Enabling Positive Parenting Through Listening and Empathy
Photo by @hannah_and_margot on Instagram
While we continue to see progress in the fight against the global pandemic, reports about the rise of new variants are beginning to make people feel uneasy once again. This can give rise to a new wave of anxiety, stress, and feelings of uncertainty that may not be sensed at first glance, but can be visible to those who have a strong connection towards the person who is burdened with these emotions. With some areas enforcing lockdown mandates, providing emotional support becomes crucial in preserving one’s well-being. For families, positive parenting through listening and empathy can be a great solution to combat negativity.
As a parent, listening may not be enough. What you should be doing is active listening. According to the Centers for Disease Control and Prevention, active listening allows you to relay your interest on what your child has to say clearly and adequately. This manifests when you are able to give your full attention to your kid, make eye contact, go down on their level, and reflect or repeat back what they have just shared so you can clarify if you have a good handle of the situation that they’re in.
On the other hand, the Harvard Graduate School of Education defines empathy as being “at the heart of what it means to be human”. It’s a foundation of moral etiquette, which aids in establishing good, loving, and successful relationships. Studies show that empathy can be a catalyst in eradicating various forms of cruelty such as bullying.
How can you use listening and empathy to lead your family out of the dark and into the light during these trying times? Here are some ways for you to ponder on:

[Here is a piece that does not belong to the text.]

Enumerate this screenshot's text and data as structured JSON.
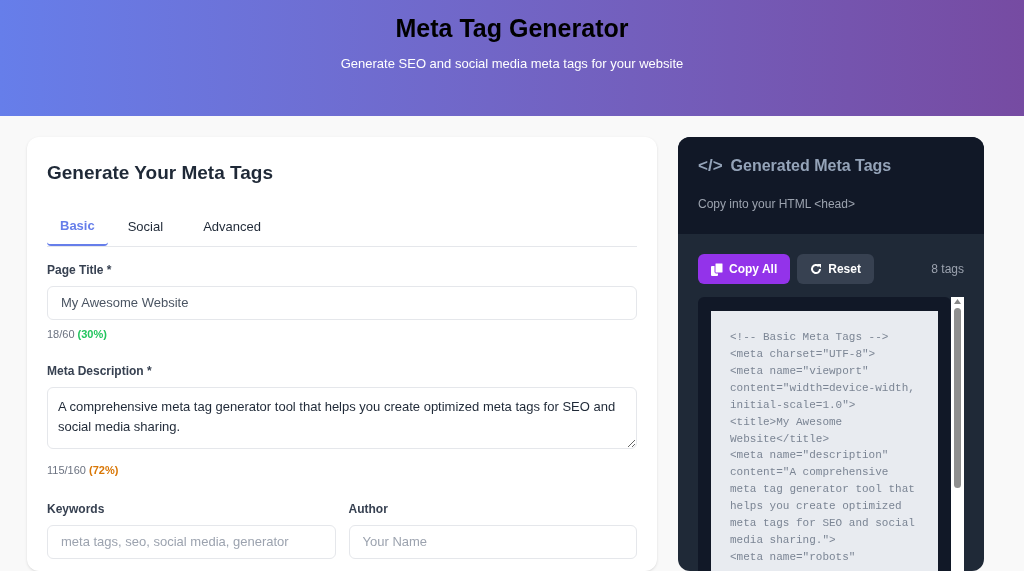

- Talk kindly. When faced with tough issues, refrain from using hateful speech. Remember that whatever your kids hear from you can be emulated by them, so choose your words carefully especially when in the presence of children.
- Mind your delivery. You don’t have to be the loudest voice in the room to be heard. Instead of shouting to prove a point, get people’s attention by calling their name in a calm voice. This will help lower stress and anger levels.
- Reassure through praise. Being recognized for a good deed not only makes a child feel good, but also motivates them to continue demonstrating this good behavior in every opportunity they can find. It will also make them realize that they are seen and valued by the people who matter most to them.
- Customize routines. Talk to your kids and create a routine that will allow them to have fun without being too pressed for time and choices. You can put some structure to it, but make sure that it is flexible enough to give your children a sense of freedom as they take part in the activities.
- Together is always better. Do things as a family. They may miss their friends, classmates, and other acquaintances during this period of isolation, but they should know that they are never alone. Eat together, play together, and say your prayers together. Draw strength from your familial bonds and watch it get stronger by the day.